Look through the entries. Copy each line that has the word "File".
--- Records Enclosed Below ---
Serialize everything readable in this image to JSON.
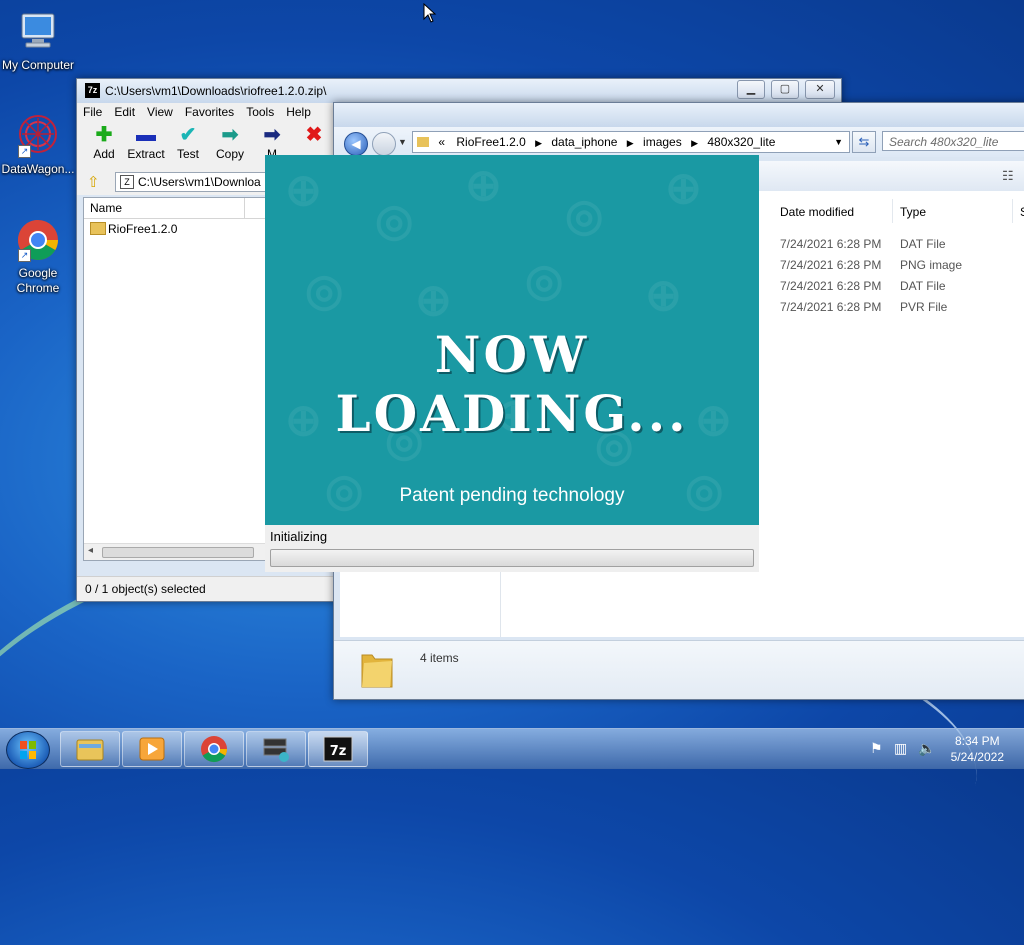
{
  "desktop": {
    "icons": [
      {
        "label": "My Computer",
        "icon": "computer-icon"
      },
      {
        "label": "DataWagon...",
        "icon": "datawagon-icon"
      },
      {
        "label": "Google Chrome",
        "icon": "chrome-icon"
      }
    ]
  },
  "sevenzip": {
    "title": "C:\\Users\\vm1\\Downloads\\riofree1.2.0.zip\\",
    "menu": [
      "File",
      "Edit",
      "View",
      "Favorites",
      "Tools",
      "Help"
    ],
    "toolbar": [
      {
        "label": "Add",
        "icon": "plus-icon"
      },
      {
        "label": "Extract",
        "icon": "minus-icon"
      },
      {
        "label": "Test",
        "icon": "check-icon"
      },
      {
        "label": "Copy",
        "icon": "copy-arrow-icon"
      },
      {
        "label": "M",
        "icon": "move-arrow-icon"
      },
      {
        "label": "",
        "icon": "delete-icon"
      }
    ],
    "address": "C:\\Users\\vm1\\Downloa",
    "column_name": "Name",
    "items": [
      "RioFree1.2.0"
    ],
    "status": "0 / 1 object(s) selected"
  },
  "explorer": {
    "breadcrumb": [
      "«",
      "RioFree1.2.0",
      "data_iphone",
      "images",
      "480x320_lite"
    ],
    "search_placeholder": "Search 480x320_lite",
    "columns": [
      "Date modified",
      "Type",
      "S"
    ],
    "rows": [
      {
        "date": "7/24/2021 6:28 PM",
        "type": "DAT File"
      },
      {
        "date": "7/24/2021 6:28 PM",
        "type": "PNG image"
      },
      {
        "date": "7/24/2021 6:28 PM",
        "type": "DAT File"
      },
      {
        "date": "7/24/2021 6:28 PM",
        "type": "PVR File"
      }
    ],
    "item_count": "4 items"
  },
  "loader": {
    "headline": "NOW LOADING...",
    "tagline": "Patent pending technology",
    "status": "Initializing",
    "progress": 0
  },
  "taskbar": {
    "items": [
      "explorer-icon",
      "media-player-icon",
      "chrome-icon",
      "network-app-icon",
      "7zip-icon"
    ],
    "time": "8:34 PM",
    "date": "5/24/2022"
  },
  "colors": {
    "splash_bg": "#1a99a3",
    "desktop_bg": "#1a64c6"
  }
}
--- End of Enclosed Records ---
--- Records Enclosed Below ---
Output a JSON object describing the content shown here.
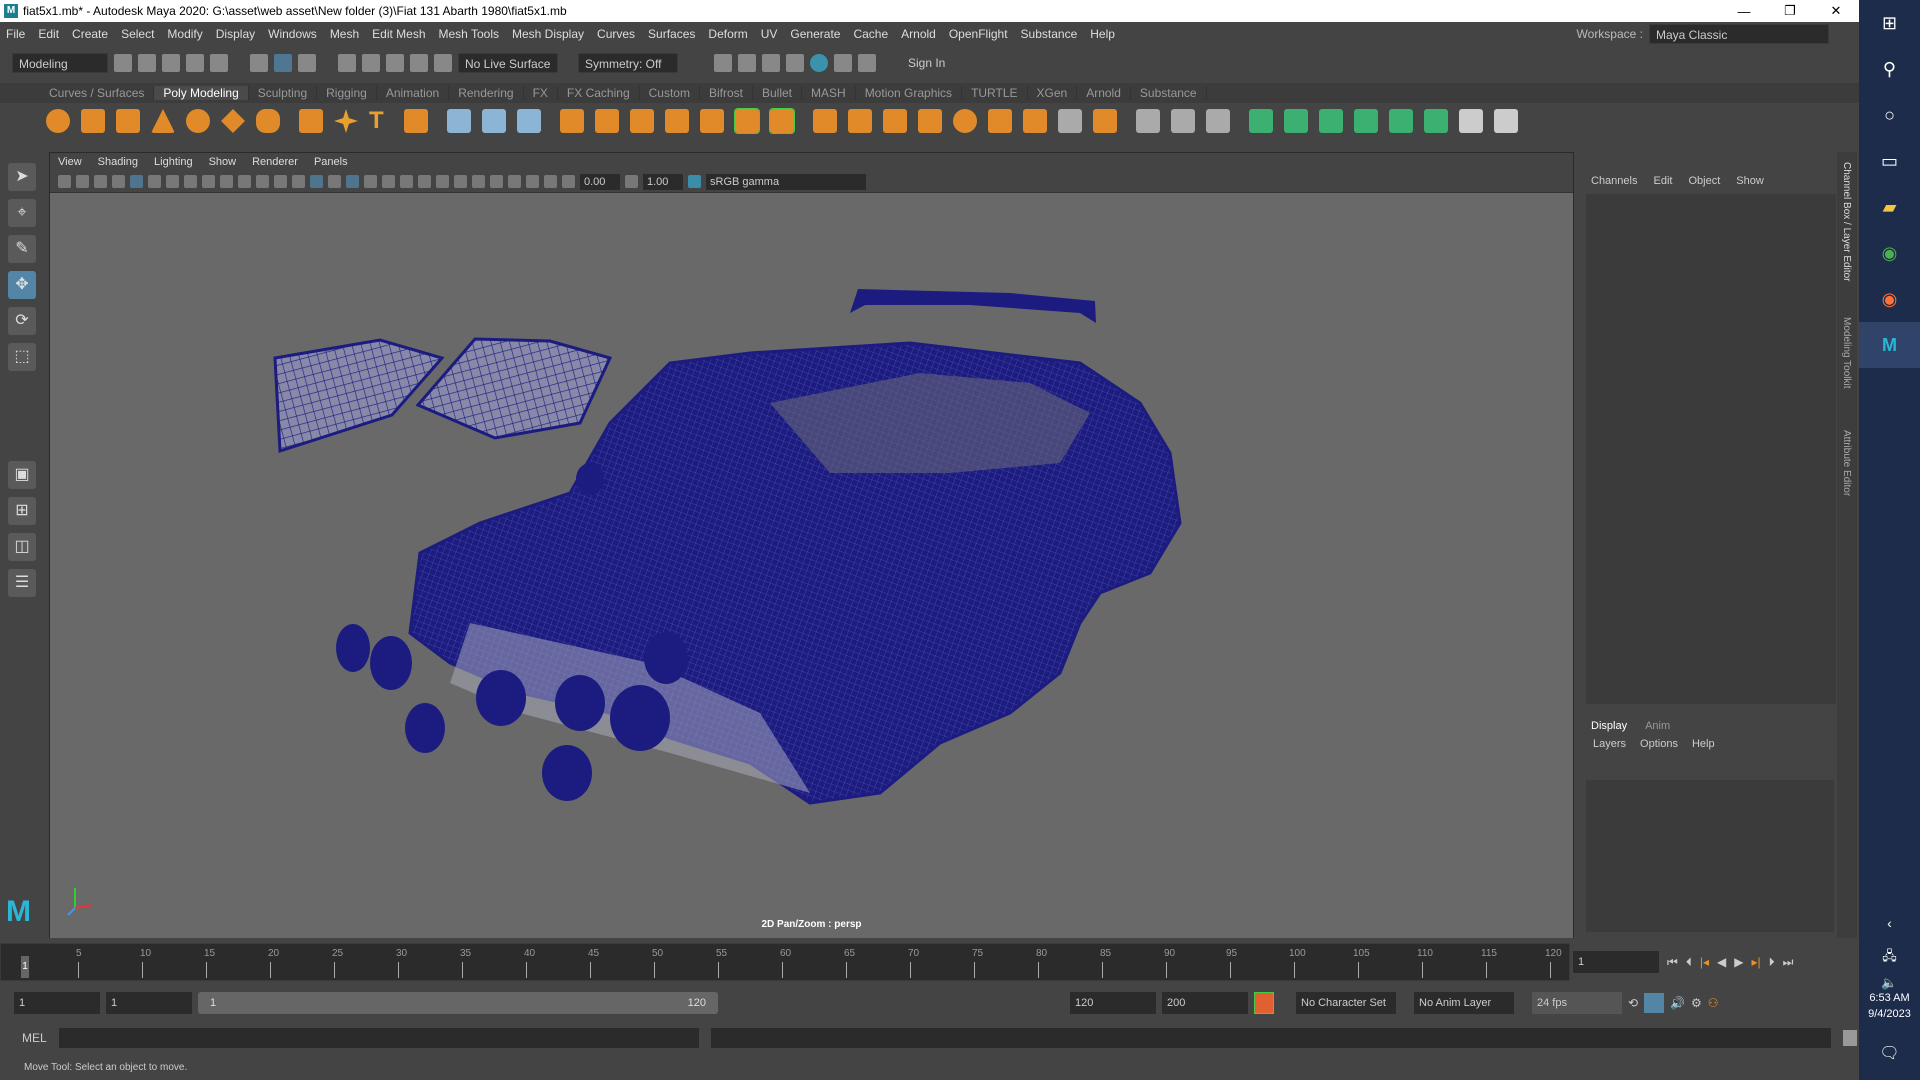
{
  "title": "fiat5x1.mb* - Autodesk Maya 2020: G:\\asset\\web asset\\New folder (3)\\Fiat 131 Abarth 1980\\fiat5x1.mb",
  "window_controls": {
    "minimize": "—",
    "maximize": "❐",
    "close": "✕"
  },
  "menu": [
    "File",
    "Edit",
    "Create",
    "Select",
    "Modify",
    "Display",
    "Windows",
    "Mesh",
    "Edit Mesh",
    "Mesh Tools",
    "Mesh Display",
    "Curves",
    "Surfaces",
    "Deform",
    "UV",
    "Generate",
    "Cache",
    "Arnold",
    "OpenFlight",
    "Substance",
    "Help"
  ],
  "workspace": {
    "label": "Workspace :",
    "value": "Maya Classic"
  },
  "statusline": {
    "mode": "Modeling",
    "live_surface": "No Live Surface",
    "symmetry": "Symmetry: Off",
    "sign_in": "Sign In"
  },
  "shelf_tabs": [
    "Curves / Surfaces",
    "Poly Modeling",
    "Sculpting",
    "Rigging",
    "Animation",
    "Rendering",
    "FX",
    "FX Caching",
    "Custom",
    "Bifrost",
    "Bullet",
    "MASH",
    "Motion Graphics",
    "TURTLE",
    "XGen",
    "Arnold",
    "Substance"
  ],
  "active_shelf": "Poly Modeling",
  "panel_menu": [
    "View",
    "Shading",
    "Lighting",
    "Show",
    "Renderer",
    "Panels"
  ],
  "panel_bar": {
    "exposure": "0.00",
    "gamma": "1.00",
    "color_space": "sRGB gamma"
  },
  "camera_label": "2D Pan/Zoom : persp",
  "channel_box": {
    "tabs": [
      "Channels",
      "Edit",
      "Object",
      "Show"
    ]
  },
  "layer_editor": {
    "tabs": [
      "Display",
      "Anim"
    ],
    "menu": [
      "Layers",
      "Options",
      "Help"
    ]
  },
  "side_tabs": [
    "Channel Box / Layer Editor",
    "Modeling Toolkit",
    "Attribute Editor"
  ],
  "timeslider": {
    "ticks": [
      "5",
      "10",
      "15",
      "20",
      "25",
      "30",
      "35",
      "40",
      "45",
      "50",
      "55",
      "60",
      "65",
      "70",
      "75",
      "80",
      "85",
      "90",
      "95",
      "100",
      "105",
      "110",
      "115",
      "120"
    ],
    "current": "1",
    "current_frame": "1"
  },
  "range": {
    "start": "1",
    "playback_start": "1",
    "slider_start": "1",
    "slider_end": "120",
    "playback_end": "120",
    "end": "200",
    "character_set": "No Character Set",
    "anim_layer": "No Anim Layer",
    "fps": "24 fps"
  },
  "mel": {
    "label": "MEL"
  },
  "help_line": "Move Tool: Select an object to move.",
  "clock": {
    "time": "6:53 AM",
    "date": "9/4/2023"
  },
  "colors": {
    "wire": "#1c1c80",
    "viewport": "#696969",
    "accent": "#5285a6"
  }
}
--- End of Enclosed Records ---
• **Worked solution**:
      "File",
        "type": "DAT File"
        "type": "DAT File"
        "type": "PVR File"
    "File",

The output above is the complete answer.